“Black people are stereotyped as being anything but awkward in mainstream media... Black people are always portrayed to be cool or overly dramatic, anything but awkward” - Issa Rae.

I couldn’t agree more with Issa on this one. Black people seem to always be associated with this notion of ‘coolness’. The typical black female portrayed in mainstream media is usually popular, loud and always on the ball when it comes to the latest fashion trends, urban lingo and hip hop dance crazes. Alongside every teenager's desire to appear to have it all, it was these very depictions of black women that subconsciously made me, an awkward, rather skinny, black girl from East London, do the most in an attempt to be labelled as cool. I would always feel the need to have all the latest clothes and gadgets. I would do literally anything to make sure that my awkwardness wasn’t visible to others and in this attempt, I ended up looking even more awkward and uncomfortable than usual. What a fail! 
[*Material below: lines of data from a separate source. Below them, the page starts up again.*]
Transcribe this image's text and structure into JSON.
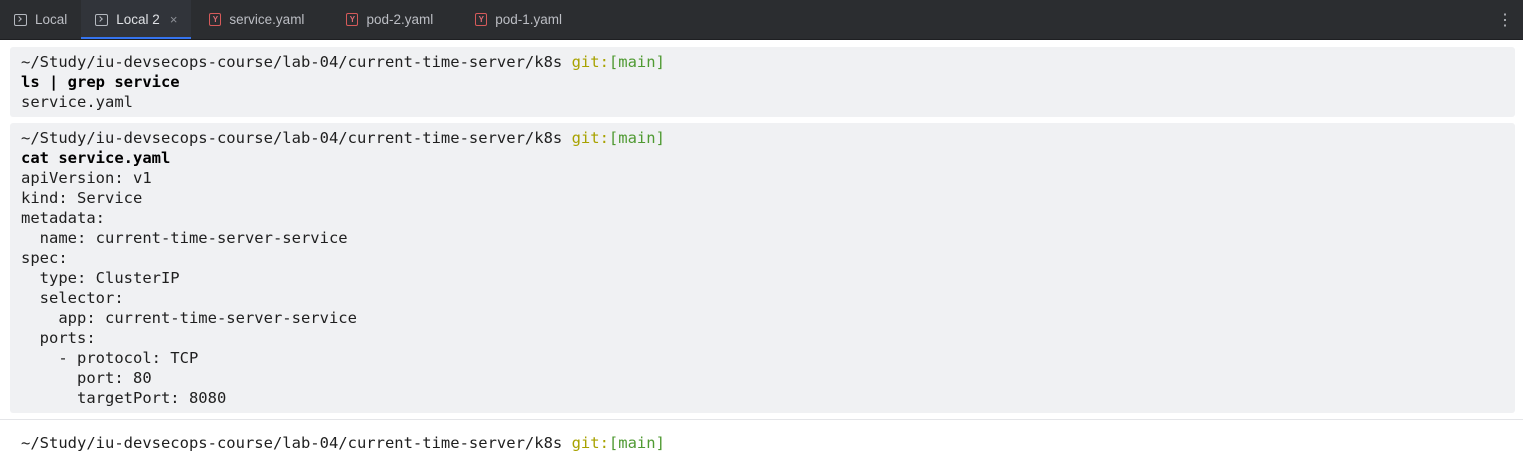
{
  "tabs": [
    {
      "label": "Local",
      "icon": "terminal-icon",
      "active": false
    },
    {
      "label": "Local 2",
      "icon": "terminal-icon",
      "active": true,
      "close": "×"
    },
    {
      "label": "service.yaml",
      "icon": "yaml-file-icon",
      "active": false
    },
    {
      "label": "pod-2.yaml",
      "icon": "yaml-file-icon",
      "active": false
    },
    {
      "label": "pod-1.yaml",
      "icon": "yaml-file-icon",
      "active": false
    }
  ],
  "more_icon": "⋮",
  "prompt": {
    "path": "~/Study/iu-devsecops-course/lab-04/current-time-server/k8s",
    "git": "git:",
    "branch": "[main]"
  },
  "blocks": [
    {
      "command": "ls | grep service",
      "output": [
        "service.yaml"
      ]
    },
    {
      "command": "cat service.yaml",
      "output": [
        "apiVersion: v1",
        "kind: Service",
        "metadata:",
        "  name: current-time-server-service",
        "spec:",
        "  type: ClusterIP",
        "  selector:",
        "    app: current-time-server-service",
        "  ports:",
        "    - protocol: TCP",
        "      port: 80",
        "      targetPort: 8080"
      ]
    }
  ],
  "colors": {
    "tabbar_bg": "#2b2d30",
    "block_bg": "#f0f1f3",
    "git": "#a8a200",
    "branch": "#4f9a32",
    "accent": "#3574f0"
  }
}
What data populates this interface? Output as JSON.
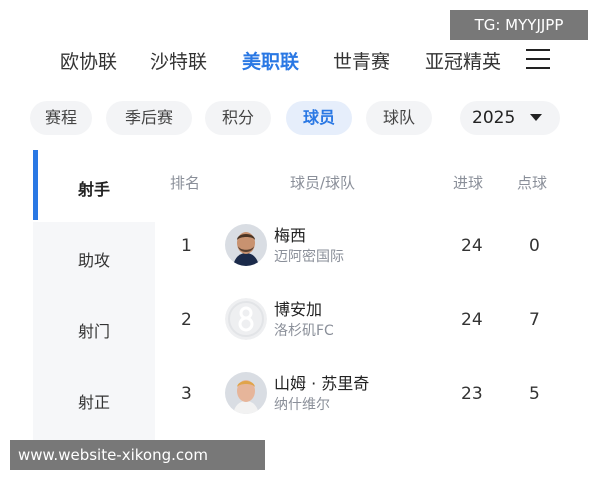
{
  "league_tabs": [
    {
      "label": "欧协联",
      "active": false
    },
    {
      "label": "沙特联",
      "active": false
    },
    {
      "label": "美职联",
      "active": true
    },
    {
      "label": "世青赛",
      "active": false
    },
    {
      "label": "亚冠精英",
      "active": false
    }
  ],
  "sub_tabs": [
    {
      "label": "赛程",
      "active": false
    },
    {
      "label": "季后赛",
      "active": false
    },
    {
      "label": "积分",
      "active": false
    },
    {
      "label": "球员",
      "active": true
    },
    {
      "label": "球队",
      "active": false
    }
  ],
  "season_select": {
    "value": "2025"
  },
  "side_nav": [
    {
      "label": "射手",
      "active": true
    },
    {
      "label": "助攻",
      "active": false
    },
    {
      "label": "射门",
      "active": false
    },
    {
      "label": "射正",
      "active": false
    }
  ],
  "table": {
    "headers": {
      "rank": "排名",
      "player": "球员/球队",
      "goals": "进球",
      "penalties": "点球"
    },
    "rows": [
      {
        "rank": "1",
        "name": "梅西",
        "team": "迈阿密国际",
        "goals": "24",
        "penalties": "0",
        "avatar": "player-photo"
      },
      {
        "rank": "2",
        "name": "博安加",
        "team": "洛杉矶FC",
        "goals": "24",
        "penalties": "7",
        "avatar": "placeholder-8"
      },
      {
        "rank": "3",
        "name": "山姆 · 苏里奇",
        "team": "纳什维尔",
        "goals": "23",
        "penalties": "5",
        "avatar": "player-photo"
      }
    ]
  },
  "watermark": {
    "top": "TG: MYYJJPP",
    "bottom": "www.website-xikong.com"
  },
  "colors": {
    "accent": "#2a78e4",
    "muted_text": "#8a8f99",
    "chip_bg": "#f3f4f6"
  }
}
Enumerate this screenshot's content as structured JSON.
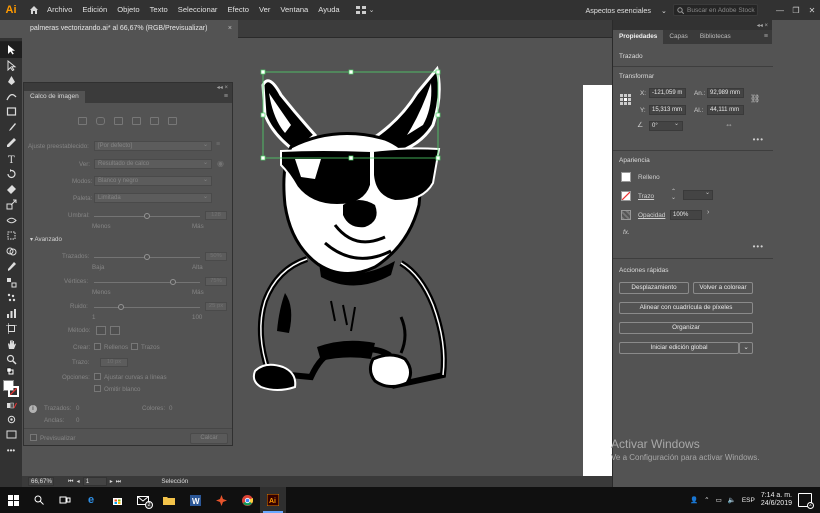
{
  "menubar": {
    "app_logo": "Ai",
    "items": [
      "Archivo",
      "Edición",
      "Objeto",
      "Texto",
      "Seleccionar",
      "Efecto",
      "Ver",
      "Ventana",
      "Ayuda"
    ],
    "workspace": "Aspectos esenciales",
    "search_placeholder": "Buscar en Adobe Stock"
  },
  "document_tab": {
    "title": "palmeras vectorizando.ai* al 66,67% (RGB/Previsualizar)",
    "close": "×"
  },
  "calco_panel": {
    "title": "Calco de imagen",
    "preset_label": "Ajuste preestablecido:",
    "preset_value": "[Por defecto]",
    "view_label": "Ver:",
    "view_value": "Resultado de calco",
    "mode_label": "Modos:",
    "mode_value": "Blanco y negro",
    "palette_label": "Paleta:",
    "palette_value": "Limitada",
    "threshold_label": "Umbral:",
    "threshold_value": "128",
    "threshold_min": "Menos",
    "threshold_max": "Más",
    "advanced_label": "Avanzado",
    "paths_label": "Trazados:",
    "paths_value": "50%",
    "paths_min": "Baja",
    "paths_max": "Alta",
    "corners_label": "Vértices:",
    "corners_value": "75%",
    "corners_min": "Menos",
    "corners_max": "Más",
    "noise_label": "Ruido:",
    "noise_value": "25 px",
    "noise_min": "1",
    "noise_max": "100",
    "method_label": "Método:",
    "create_label": "Crear:",
    "fills_label": "Rellenos",
    "strokes_label": "Trazos",
    "stroke_label": "Trazo:",
    "stroke_value": "10 px",
    "options_label": "Opciones:",
    "snap_label": "Ajustar curvas a líneas",
    "ignore_white_label": "Omitir blanco",
    "paths_count_label": "Trazados:",
    "paths_count_value": "0",
    "colors_label": "Colores:",
    "colors_value": "0",
    "anchors_label": "Anclas:",
    "anchors_value": "0",
    "preview_label": "Previsualizar",
    "trace_button": "Calcar",
    "top_controls": "◂◂  ×",
    "menu": "≡"
  },
  "props_panel": {
    "tabs": [
      "Propiedades",
      "Capas",
      "Bibliotecas"
    ],
    "selection_type": "Trazado",
    "transform_title": "Transformar",
    "x_label": "X:",
    "x_value": "-121,059 m",
    "y_label": "Y:",
    "y_value": "15,313 mm",
    "w_label": "An.:",
    "w_value": "92,989 mm",
    "h_label": "Al.:",
    "h_value": "44,111 mm",
    "angle_value": "0°",
    "appearance_title": "Apariencia",
    "fill_label": "Relleno",
    "stroke_label": "Trazo",
    "opacity_label": "Opacidad",
    "opacity_value": "100%",
    "fx_label": "fx.",
    "quick_actions_title": "Acciones rápidas",
    "btn_offset": "Desplazamiento",
    "btn_recolor": "Volver a colorear",
    "btn_align_grid": "Alinear con cuadrícula de píxeles",
    "btn_arrange": "Organizar",
    "btn_global_edit": "Iniciar edición global",
    "more": "•••",
    "top_controls": "◂◂  ×",
    "menu": "≡"
  },
  "watermark": {
    "line1": "Activar Windows",
    "line2": "Ve a Configuración para activar Windows."
  },
  "statusbar": {
    "zoom": "66,67%",
    "page": "1",
    "tool": "Selección"
  },
  "taskbar": {
    "lang": "ESP",
    "time": "7:14 a. m.",
    "date": "24/6/2019",
    "mail_badge": "2",
    "notif_badge": "2"
  },
  "colors": {
    "ai_orange": "#ff9a00",
    "selection_green": "#4fd36a",
    "ui_dark": "#323232",
    "ui_mid": "#535353"
  }
}
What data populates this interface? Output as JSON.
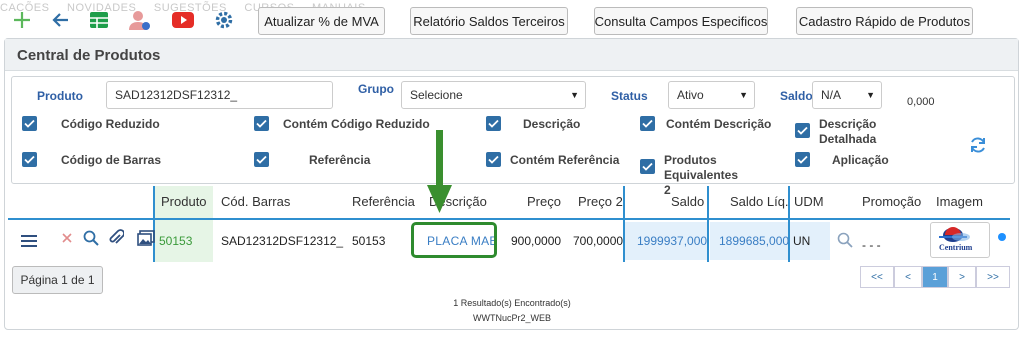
{
  "ghost_menu": [
    "CACÕES",
    "NOVIDADES",
    "SUGESTÕES",
    "CURSOS",
    "MANUAIS"
  ],
  "toolbar": {
    "icons": [
      "plus-icon",
      "arrow-left-icon",
      "grid-icon",
      "user-icon",
      "youtube-icon",
      "gear-icon"
    ],
    "buttons": [
      "Atualizar % de MVA",
      "Relatório Saldos Terceiros",
      "Consulta Campos Especificos",
      "Cadastro Rápido de Produtos"
    ]
  },
  "panel": {
    "title": "Central de Produtos"
  },
  "filters": {
    "produto_label": "Produto",
    "produto_value": "SAD12312DSF12312_",
    "grupo_label": "Grupo",
    "grupo_value": "Selecione",
    "status_label": "Status",
    "status_value": "Ativo",
    "saldo_label": "Saldo",
    "saldo_value": "N/A",
    "saldo_number": "0,000",
    "checkboxes": [
      "Código Reduzido",
      "Contém Código Reduzido",
      "Descrição",
      "Contém Descrição",
      "Descrição Detalhada",
      "Código de Barras",
      "Referência",
      "Contém Referência",
      "Produtos Equivalentes 2",
      "Aplicação"
    ]
  },
  "grid": {
    "headers": [
      "Produto",
      "Cód. Barras",
      "Referência",
      "Descrição",
      "Preço",
      "Preço 2",
      "Saldo",
      "Saldo Líq.",
      "UDM",
      "Promoção",
      "Imagem"
    ],
    "row": {
      "produto": "50153",
      "cod_barras": "SAD12312DSF12312_",
      "referencia": "50153",
      "descricao": "PLACA MAE",
      "preco": "900,0000",
      "preco2": "700,0000",
      "saldo": "1999937,000",
      "saldo_liq": "1899685,000",
      "udm": "UN",
      "promocao": "- - -",
      "image_text": "Centrium"
    }
  },
  "pager": {
    "info": "Página 1 de 1",
    "buttons": [
      "<<",
      "<",
      "1",
      ">",
      ">>"
    ]
  },
  "footer": {
    "results": "1 Resultado(s) Encontrado(s)",
    "object": "WWTNucPr2_WEB"
  },
  "colors": {
    "accent": "#2f6ea5",
    "grid_line": "#2f8fcf",
    "highlight": "#2e8b2e"
  }
}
But in my defence, it wasn’t really my fault. The very few images I saw of black women in mainstream media made me feel that being black also meant being cool. The Guardian posted an article entitled Why white people aren’t as cool as black people, written by US Scholar Dexter Baxter, who refers to the way in which black people are automatically associated with coolness in white spaces, even if it’s unwarranted. I feel like we can all relate to being in a room of white people and automatically being forced to engage in conversations about the latest cool hip hop dance move or the latest rap album to be released. It seems black people can be cool while doing absolutely nothing, simply because black.